Task prompt:
Repeat every record exactly as written.

Material for the task:
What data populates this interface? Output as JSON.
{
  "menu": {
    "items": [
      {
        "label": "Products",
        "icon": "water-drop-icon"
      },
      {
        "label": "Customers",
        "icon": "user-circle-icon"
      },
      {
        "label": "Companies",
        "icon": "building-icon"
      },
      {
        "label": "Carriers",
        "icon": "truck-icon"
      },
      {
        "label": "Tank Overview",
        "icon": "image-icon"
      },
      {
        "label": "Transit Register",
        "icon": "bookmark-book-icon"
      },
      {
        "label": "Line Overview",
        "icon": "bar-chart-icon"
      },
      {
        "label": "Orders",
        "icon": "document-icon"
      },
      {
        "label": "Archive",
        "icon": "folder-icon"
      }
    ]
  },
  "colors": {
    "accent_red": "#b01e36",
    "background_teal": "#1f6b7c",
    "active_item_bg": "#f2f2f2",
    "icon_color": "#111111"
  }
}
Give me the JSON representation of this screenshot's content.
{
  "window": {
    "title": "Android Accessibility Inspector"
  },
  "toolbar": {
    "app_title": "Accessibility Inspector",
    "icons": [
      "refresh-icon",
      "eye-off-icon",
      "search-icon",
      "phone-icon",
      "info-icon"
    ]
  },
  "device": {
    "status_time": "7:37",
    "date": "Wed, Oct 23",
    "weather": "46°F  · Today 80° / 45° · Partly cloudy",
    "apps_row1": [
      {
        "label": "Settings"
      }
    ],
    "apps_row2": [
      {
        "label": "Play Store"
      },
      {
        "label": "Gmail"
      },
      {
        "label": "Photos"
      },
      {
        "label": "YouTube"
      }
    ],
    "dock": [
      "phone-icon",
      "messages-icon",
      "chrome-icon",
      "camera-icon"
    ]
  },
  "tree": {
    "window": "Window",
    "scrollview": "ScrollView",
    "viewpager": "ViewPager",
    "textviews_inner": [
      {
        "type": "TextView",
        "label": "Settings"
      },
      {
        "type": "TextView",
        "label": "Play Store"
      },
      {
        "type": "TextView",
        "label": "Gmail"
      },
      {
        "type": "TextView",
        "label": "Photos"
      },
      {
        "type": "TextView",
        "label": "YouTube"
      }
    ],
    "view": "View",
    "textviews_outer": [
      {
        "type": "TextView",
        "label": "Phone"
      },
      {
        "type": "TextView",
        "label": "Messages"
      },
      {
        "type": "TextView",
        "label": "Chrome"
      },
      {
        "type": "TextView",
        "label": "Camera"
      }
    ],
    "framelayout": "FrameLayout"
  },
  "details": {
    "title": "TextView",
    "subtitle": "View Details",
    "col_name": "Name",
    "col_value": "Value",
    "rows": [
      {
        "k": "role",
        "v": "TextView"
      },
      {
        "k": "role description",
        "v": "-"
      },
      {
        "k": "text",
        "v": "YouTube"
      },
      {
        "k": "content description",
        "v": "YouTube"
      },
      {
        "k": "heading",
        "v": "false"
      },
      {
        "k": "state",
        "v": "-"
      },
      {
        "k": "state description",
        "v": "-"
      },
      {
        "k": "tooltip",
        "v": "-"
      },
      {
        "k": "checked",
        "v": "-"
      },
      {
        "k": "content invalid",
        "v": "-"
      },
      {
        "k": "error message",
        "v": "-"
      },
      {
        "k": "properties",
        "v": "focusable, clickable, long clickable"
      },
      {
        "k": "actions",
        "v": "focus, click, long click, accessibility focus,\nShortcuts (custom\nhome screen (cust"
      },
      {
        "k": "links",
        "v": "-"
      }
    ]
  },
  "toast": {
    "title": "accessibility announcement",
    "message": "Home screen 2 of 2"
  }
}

Answer to the problem:
What data populates this interface? Output as JSON.
{
  "menu": {
    "items": [
      {
        "label": "Products",
        "icon": "water-drop-icon"
      },
      {
        "label": "Customers",
        "icon": "user-circle-icon"
      },
      {
        "label": "Companies",
        "icon": "building-icon"
      },
      {
        "label": "Carriers",
        "icon": "truck-icon"
      },
      {
        "label": "Tank Overview",
        "icon": "image-icon"
      },
      {
        "label": "Transit Register",
        "icon": "bookmark-book-icon"
      },
      {
        "label": "Line Overview",
        "icon": "bar-chart-icon"
      },
      {
        "label": "Orders",
        "icon": "document-icon"
      },
      {
        "label": "Archive",
        "icon": "folder-icon"
      }
    ]
  },
  "colors": {
    "accent_red": "#b01e36",
    "background_teal": "#1f6b7c",
    "active_item_bg": "#f2f2f2",
    "icon_color": "#111111"
  }
}
Give me the JSON representation of this screenshot's content.
{
  "window": {
    "title": "Android Accessibility Inspector"
  },
  "toolbar": {
    "app_title": "Accessibility Inspector",
    "icons": [
      "refresh-icon",
      "eye-off-icon",
      "search-icon",
      "phone-icon",
      "info-icon"
    ]
  },
  "device": {
    "status_time": "7:37",
    "date": "Wed, Oct 23",
    "weather": "46°F  · Today 80° / 45° · Partly cloudy",
    "apps_row1": [
      {
        "label": "Settings"
      }
    ],
    "apps_row2": [
      {
        "label": "Play Store"
      },
      {
        "label": "Gmail"
      },
      {
        "label": "Photos"
      },
      {
        "label": "YouTube"
      }
    ],
    "dock": [
      "phone-icon",
      "messages-icon",
      "chrome-icon",
      "camera-icon"
    ]
  },
  "tree": {
    "window": "Window",
    "scrollview": "ScrollView",
    "viewpager": "ViewPager",
    "textviews_inner": [
      {
        "type": "TextView",
        "label": "Settings"
      },
      {
        "type": "TextView",
        "label": "Play Store"
      },
      {
        "type": "TextView",
        "label": "Gmail"
      },
      {
        "type": "TextView",
        "label": "Photos"
      },
      {
        "type": "TextView",
        "label": "YouTube"
      }
    ],
    "view": "View",
    "textviews_outer": [
      {
        "type": "TextView",
        "label": "Phone"
      },
      {
        "type": "TextView",
        "label": "Messages"
      },
      {
        "type": "TextView",
        "label": "Chrome"
      },
      {
        "type": "TextView",
        "label": "Camera"
      }
    ],
    "framelayout": "FrameLayout"
  },
  "details": {
    "title": "TextView",
    "subtitle": "View Details",
    "col_name": "Name",
    "col_value": "Value",
    "rows": [
      {
        "k": "role",
        "v": "TextView"
      },
      {
        "k": "role description",
        "v": "-"
      },
      {
        "k": "text",
        "v": "YouTube"
      },
      {
        "k": "content description",
        "v": "YouTube"
      },
      {
        "k": "heading",
        "v": "false"
      },
      {
        "k": "state",
        "v": "-"
      },
      {
        "k": "state description",
        "v": "-"
      },
      {
        "k": "tooltip",
        "v": "-"
      },
      {
        "k": "checked",
        "v": "-"
      },
      {
        "k": "content invalid",
        "v": "-"
      },
      {
        "k": "error message",
        "v": "-"
      },
      {
        "k": "properties",
        "v": "focusable, clickable, long clickable"
      },
      {
        "k": "actions",
        "v": "focus, click, long click, accessibility focus,\nShortcuts (custom\nhome screen (cust"
      },
      {
        "k": "links",
        "v": "-"
      }
    ]
  },
  "toast": {
    "title": "accessibility announcement",
    "message": "Home screen 2 of 2"
  }
}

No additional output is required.